» **Brief**:
Find the string "robot" in the records. Copy each line that has it.

◇ ◇ ◇ ◇ ◇ ◇ ◇

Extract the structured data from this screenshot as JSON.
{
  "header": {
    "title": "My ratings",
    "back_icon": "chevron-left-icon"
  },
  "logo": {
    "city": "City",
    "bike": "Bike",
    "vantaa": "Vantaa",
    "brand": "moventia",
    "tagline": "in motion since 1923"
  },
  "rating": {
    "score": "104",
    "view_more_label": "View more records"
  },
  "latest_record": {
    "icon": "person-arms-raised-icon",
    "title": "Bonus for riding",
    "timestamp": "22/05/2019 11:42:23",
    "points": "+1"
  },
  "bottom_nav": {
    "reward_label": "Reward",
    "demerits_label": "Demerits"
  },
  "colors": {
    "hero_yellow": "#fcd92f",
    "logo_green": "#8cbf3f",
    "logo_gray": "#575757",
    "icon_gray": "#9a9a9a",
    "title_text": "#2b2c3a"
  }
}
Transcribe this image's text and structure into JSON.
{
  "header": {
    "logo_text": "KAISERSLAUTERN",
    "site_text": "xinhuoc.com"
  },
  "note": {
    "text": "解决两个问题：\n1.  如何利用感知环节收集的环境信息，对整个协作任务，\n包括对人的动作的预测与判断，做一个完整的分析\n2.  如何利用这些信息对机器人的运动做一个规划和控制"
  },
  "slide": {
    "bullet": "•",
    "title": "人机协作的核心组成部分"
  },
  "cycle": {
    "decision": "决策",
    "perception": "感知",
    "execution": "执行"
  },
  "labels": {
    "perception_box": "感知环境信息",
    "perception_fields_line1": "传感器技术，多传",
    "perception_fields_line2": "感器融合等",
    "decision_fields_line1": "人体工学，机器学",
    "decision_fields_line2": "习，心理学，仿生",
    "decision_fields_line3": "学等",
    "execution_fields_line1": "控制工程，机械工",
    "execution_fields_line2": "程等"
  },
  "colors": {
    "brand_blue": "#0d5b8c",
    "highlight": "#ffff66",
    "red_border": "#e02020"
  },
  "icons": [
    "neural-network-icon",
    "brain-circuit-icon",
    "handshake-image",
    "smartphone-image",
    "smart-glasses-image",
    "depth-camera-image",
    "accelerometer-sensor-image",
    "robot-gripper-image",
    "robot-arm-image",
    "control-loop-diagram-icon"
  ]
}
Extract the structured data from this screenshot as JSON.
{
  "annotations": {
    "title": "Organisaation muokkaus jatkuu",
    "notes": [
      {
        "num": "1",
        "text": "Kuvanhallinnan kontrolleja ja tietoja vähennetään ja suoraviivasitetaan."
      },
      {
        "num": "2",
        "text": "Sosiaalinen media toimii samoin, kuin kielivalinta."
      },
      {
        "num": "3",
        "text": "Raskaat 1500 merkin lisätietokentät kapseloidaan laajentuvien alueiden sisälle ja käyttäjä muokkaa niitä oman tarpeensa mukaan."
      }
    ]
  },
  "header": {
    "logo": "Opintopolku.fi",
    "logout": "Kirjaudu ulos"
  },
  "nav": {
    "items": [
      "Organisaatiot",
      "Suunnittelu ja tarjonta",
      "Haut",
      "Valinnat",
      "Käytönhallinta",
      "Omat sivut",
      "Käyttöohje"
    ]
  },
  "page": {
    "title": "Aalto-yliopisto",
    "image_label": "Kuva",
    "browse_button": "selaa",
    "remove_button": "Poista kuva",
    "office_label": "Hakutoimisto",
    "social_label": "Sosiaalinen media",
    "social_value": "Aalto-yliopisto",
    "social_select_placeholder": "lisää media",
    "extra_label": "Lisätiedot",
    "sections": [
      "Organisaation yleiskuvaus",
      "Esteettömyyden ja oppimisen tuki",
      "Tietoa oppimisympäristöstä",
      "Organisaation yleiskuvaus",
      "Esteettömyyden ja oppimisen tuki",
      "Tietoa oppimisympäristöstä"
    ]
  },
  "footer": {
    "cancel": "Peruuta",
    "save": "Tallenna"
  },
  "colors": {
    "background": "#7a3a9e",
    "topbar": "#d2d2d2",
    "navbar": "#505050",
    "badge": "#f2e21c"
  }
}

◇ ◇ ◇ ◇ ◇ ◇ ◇

» **Response for this exercise**:
    "robot-gripper-image",
    "robot-arm-image",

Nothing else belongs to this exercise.